It is irresponsible for the PAP to use nationalist rhetoric
Prof George expanded on that point in the local context to note that the use of nationalist rhetoric is worrying because “the PAP establishment is making the mistake of thinking that this is just harmless political rhetoric”
He added, “But there’s a big difference between cultivating an inclusive patriotism, which I think is very good, from an exclusive nationalism, which is pretty dangerous.”
“The government seems to assume that it can separate the two.”
The professor added that when people are made to think in an exclusivist nationalist way, not even the PAP can “put the genie back in the bottle”, adding that there has been a rise of authoritarian populism around the world.
He went on, “Frankly, I think it is irresponsible for the PAP to be using this kind of rhetoric. We should not be playing the nationalist populist game as if we’re immune from these forces. We should be instead inoculating ourselves against these ways of thinking.”
“Stop talking about critics as if they’re anti-nationals. Stop encouraging the us-versus-them attitudes,” he urged.
The lack of engagement by scholars with society is institutionalised
On the question of what scholars can do to create the space that is required for change to happen, Professor Emerita Lim said that academics need to continue with research, teaching, and public education. On top of that, scholars should also not be afraid to research and speak out on certain issues to share their expertise and opinions.
As for civil society, Prof Lim stresses that strong communities are needed to transcend the us-versus-them thinking that is pervasive in Singapore society today.
On this note, Prof Low said that part of the rise of authoritarian populism is also the rejection of experts.
“Social media has given rise to the view that my personal experience, my personal opinion counts more as evidence than what experts say,” Prof Low explained.
Though he doesn’t think this is happening in Singapore yet, the professor highlighted that this sentiment has already begun to grow.
As such, Prof Low emphasised the importance of social scientists and scholars stepping up to counter those sentiments.
“We need to make ourselves heard because one sure way we will get to that disdain and rejection is if we keep silent and we let public discourse and social media be dominated by ignorant, maybe well-meaning, but ignorant voices,” he suggested.
Looking at the problem from within the academic sphere, Assoc. Prof Tan chimed in to suggest that the reason there isn’t more intervention from scholars is that many of them are reclusive. Additionally, there is a “nervousness” in Singapore about how academic contributions to the public might be interpreted or received by both the state and the public.
“But there’s also the preoccupation in academia to do the kind of research that views public intervention as a distraction,” he added.
He also noted that competitiveness in university has “ripped apart” collegiality and support between academics. This has to be changed.
However, he admitted, “Being much more interventionist beyond academic circles is actually having to swim against the tide and for some, it’s a very rough tide.
“Those of us who can afford it should be especially generous in the way we build collegiality within our departments and within our faculties.

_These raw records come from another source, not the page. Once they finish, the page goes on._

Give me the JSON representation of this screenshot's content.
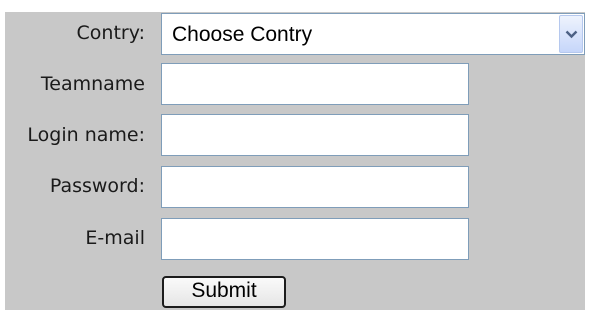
{
  "form": {
    "country": {
      "label": "Contry:",
      "selected": "Choose Contry"
    },
    "teamname": {
      "label": "Teamname",
      "value": ""
    },
    "login": {
      "label": "Login name:",
      "value": ""
    },
    "password": {
      "label": "Password:",
      "value": ""
    },
    "email": {
      "label": "E-mail",
      "value": ""
    },
    "submit_label": "Submit"
  },
  "icons": {
    "dropdown": "chevron-down-icon"
  }
}
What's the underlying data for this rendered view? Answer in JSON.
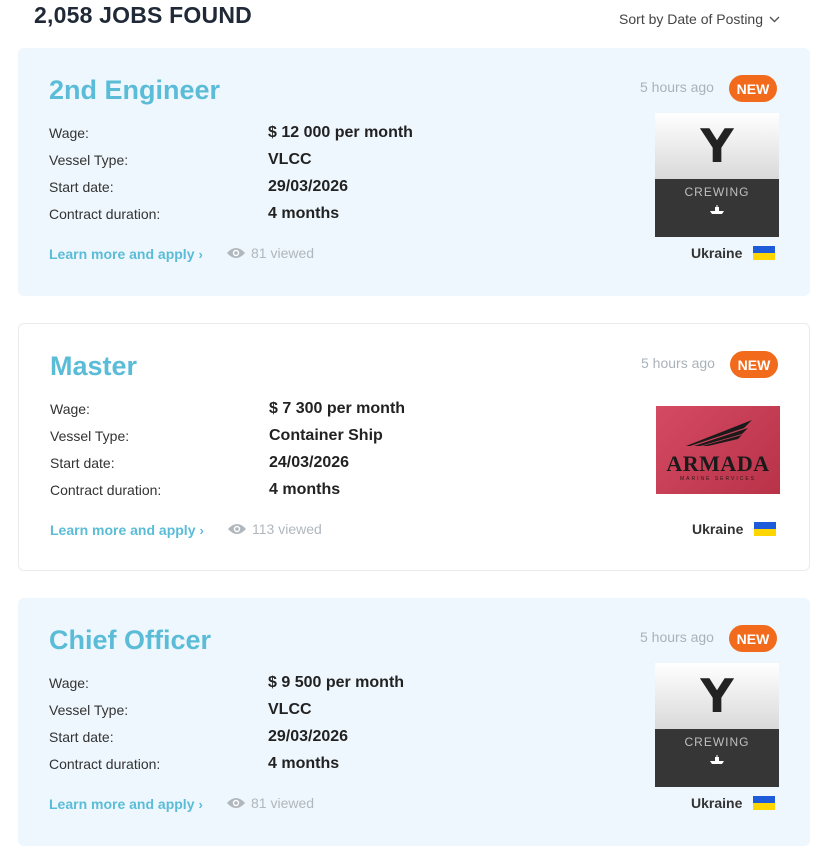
{
  "header": {
    "jobs_found": "2,058 JOBS FOUND",
    "sort_label": "Sort by Date of Posting"
  },
  "labels": {
    "wage": "Wage:",
    "vessel_type": "Vessel Type:",
    "start_date": "Start date:",
    "contract_duration": "Contract duration:",
    "apply": "Learn more and apply",
    "new_badge": "NEW"
  },
  "jobs": [
    {
      "title": "2nd Engineer",
      "wage": "$ 12 000 per month",
      "vessel_type": "VLCC",
      "start_date": "29/03/2026",
      "contract_duration": "4 months",
      "views": "81 viewed",
      "posted": "5 hours ago",
      "country": "Ukraine",
      "logo": {
        "type": "y-crewing",
        "letter": "Y",
        "text": "CREWING"
      }
    },
    {
      "title": "Master",
      "wage": "$ 7 300 per month",
      "vessel_type": "Container Ship",
      "start_date": "24/03/2026",
      "contract_duration": "4 months",
      "views": "113 viewed",
      "posted": "5 hours ago",
      "country": "Ukraine",
      "logo": {
        "type": "armada",
        "text": "ARMADA",
        "subtext": "MARINE SERVICES"
      }
    },
    {
      "title": "Chief Officer",
      "wage": "$ 9 500 per month",
      "vessel_type": "VLCC",
      "start_date": "29/03/2026",
      "contract_duration": "4 months",
      "views": "81 viewed",
      "posted": "5 hours ago",
      "country": "Ukraine",
      "logo": {
        "type": "y-crewing",
        "letter": "Y",
        "text": "CREWING"
      }
    }
  ],
  "colors": {
    "accent": "#5bbcd8",
    "badge": "#f26b1d",
    "card_tint": "#eef7fd",
    "muted": "#aab2b9"
  }
}
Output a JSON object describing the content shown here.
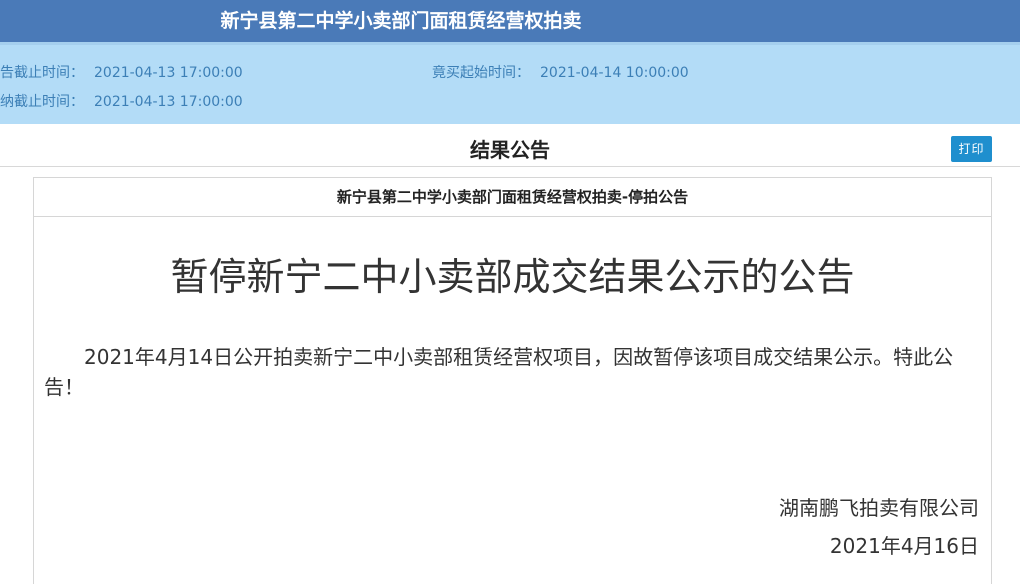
{
  "header": {
    "title": "新宁县第二中学小卖部门面租赁经营权拍卖"
  },
  "info": {
    "notice_deadline_label": "公告截止时间：",
    "notice_deadline_value": "2021-04-13 17:00:00",
    "payment_deadline_label": "缴纳截止时间：",
    "payment_deadline_value": "2021-04-13 17:00:00",
    "bid_start_label": "竟买起始时间：",
    "bid_start_value": "2021-04-14 10:00:00"
  },
  "result": {
    "title": "结果公告",
    "print_label": "打印"
  },
  "announcement": {
    "panel_title": "新宁县第二中学小卖部门面租赁经营权拍卖-停拍公告",
    "headline": "暂停新宁二中小卖部成交结果公示的公告",
    "body": "2021年4月14日公开拍卖新宁二中小卖部租赁经营权项目，因故暂停该项目成交结果公示。特此公告！",
    "company": "湖南鹏飞拍卖有限公司",
    "date": "2021年4月16日"
  },
  "colors": {
    "header_bg": "#4a7ab8",
    "info_bg": "#b3dcf7",
    "info_text": "#3c7fb6",
    "button_bg": "#1f8fce"
  }
}
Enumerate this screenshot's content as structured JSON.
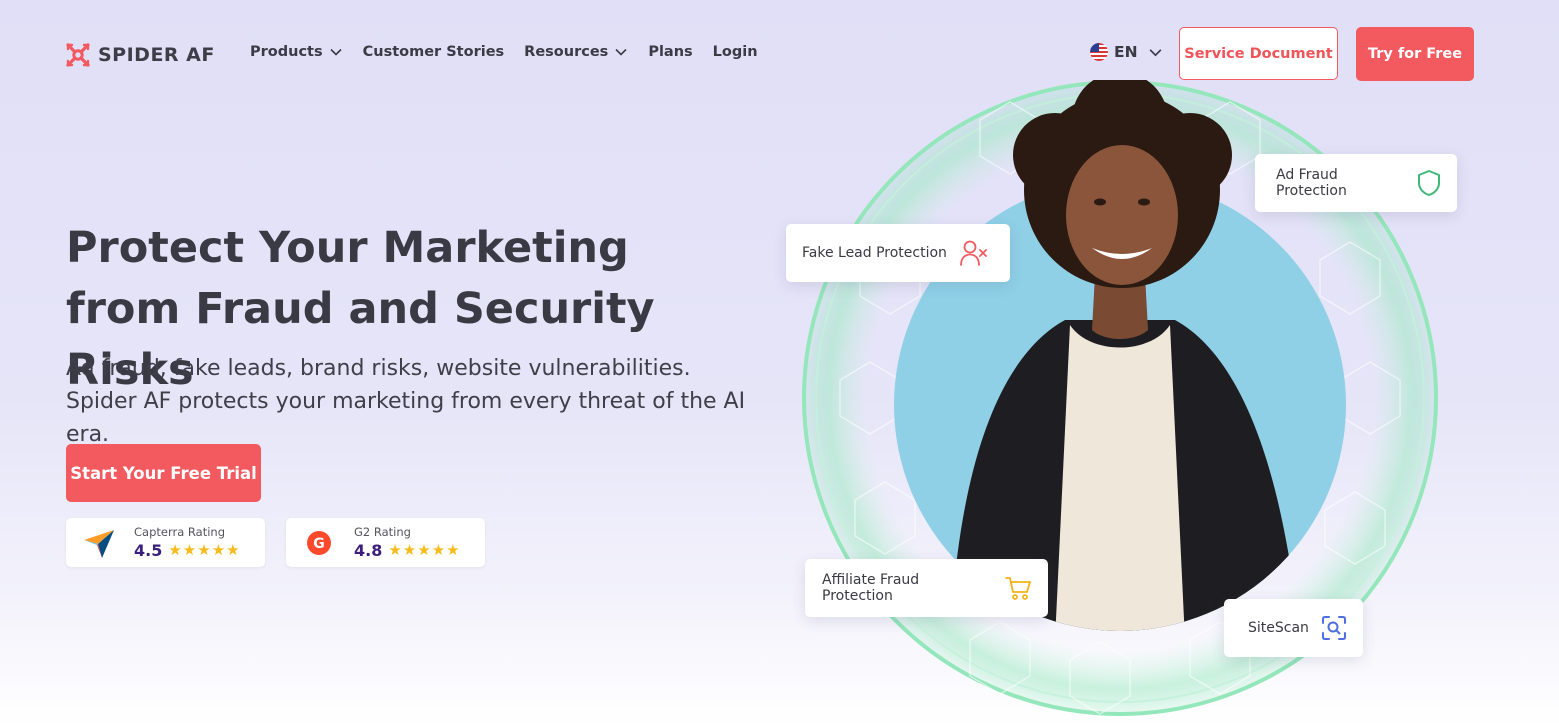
{
  "brand": {
    "name": "SPIDER AF",
    "accent": "#f25a5f"
  },
  "nav": {
    "items": [
      {
        "label": "Products",
        "has_dropdown": true
      },
      {
        "label": "Customer Stories",
        "has_dropdown": false
      },
      {
        "label": "Resources",
        "has_dropdown": true
      },
      {
        "label": "Plans",
        "has_dropdown": false
      },
      {
        "label": "Login",
        "has_dropdown": false
      }
    ],
    "language": {
      "label": "EN",
      "icon": "us-flag-icon"
    },
    "service_document": "Service Document",
    "try_free": "Try for Free"
  },
  "hero": {
    "headline_line1": "Protect Your Marketing",
    "headline_line2": "from Fraud and Security Risks",
    "subtext": "Ad fraud, fake leads, brand risks, website vulnerabilities. Spider AF protects your marketing from every threat of the AI era.",
    "cta": "Start Your Free Trial",
    "ratings": [
      {
        "label": "Capterra Rating",
        "score": "4.5",
        "icon": "capterra-logo-icon"
      },
      {
        "label": "G2 Rating",
        "score": "4.8",
        "icon": "g2-logo-icon"
      }
    ]
  },
  "features": {
    "ad_fraud": {
      "label": "Ad Fraud Protection",
      "icon": "shield-icon",
      "color": "#3fb87a"
    },
    "fake_lead": {
      "label": "Fake Lead Protection",
      "icon": "user-x-icon",
      "color": "#f25a5f"
    },
    "affiliate": {
      "label": "Affiliate Fraud Protection",
      "icon": "cart-icon",
      "color": "#f2b21b"
    },
    "sitescan": {
      "label": "SiteScan",
      "icon": "scan-search-icon",
      "color": "#4f6fe0"
    }
  }
}
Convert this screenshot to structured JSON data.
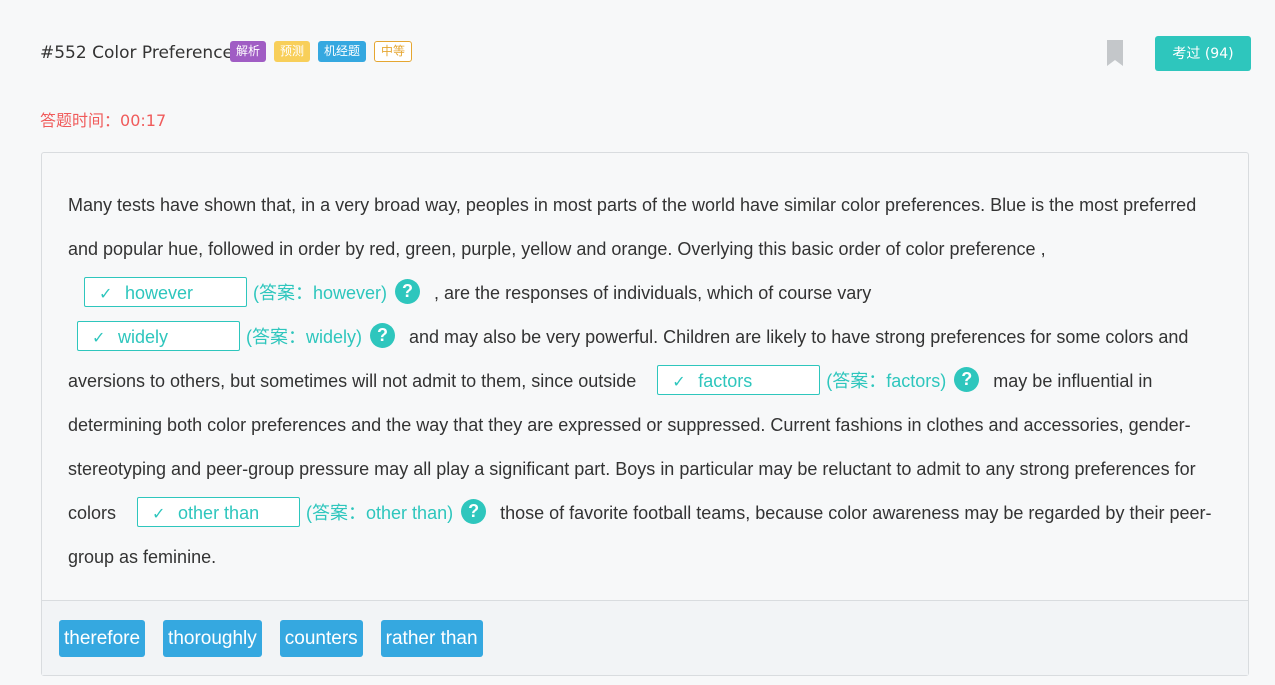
{
  "header": {
    "title": "#552 Color Preference",
    "tags": [
      "解析",
      "预测",
      "机经题",
      "中等"
    ],
    "taken_button": "考过 (94)"
  },
  "timer": {
    "label": "答题时间：",
    "value": "00:17"
  },
  "passage": {
    "p1": "Many tests have shown that, in a very broad way, peoples in most parts of the world have similar color preferences. Blue is the most preferred and popular hue, followed in order by red, green, purple, yellow and orange. Overlying this basic order of color preference ,",
    "blank1": "however",
    "ans1": "(答案：however)",
    "p2": ", are the responses of individuals, which of course vary",
    "blank2": "widely",
    "ans2": "(答案：widely)",
    "p3": "and may also be very powerful. Children are likely to have strong preferences for some colors and aversions to others, but sometimes will not admit to them, since outside",
    "blank3": "factors",
    "ans3": "(答案：factors)",
    "p4": "may be influential in determining both color preferences and the way that they are expressed or suppressed. Current fashions in clothes and accessories, gender-stereotyping and peer-group pressure may all play a significant part. Boys in particular may be reluctant to admit to any strong preferences for colors",
    "blank4": "other than",
    "ans4": "(答案：other than)",
    "p5": "those of favorite football teams, because color awareness may be regarded by their peer-group as feminine.",
    "check": "✓",
    "help": "?"
  },
  "options": [
    "therefore",
    "thoroughly",
    "counters",
    "rather than"
  ]
}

I think it’s got to start by strengthening our own scholarly environments.”
Assoc. Prof Teo then added that this lack of engagement is no accident, but is in fact institutionalised.
She suggested that something scholars can do to counter that is build ties and alliances outside of academia with the larger community.
“With other people who are in the civil society space, with people in the arts, activists, and to try to build communities there, where we can learn things, we can build alliances, we can take risks alternately, or spread out the risks where possible.”
“It will take a lot of really explicit attention and purposeful action to do.”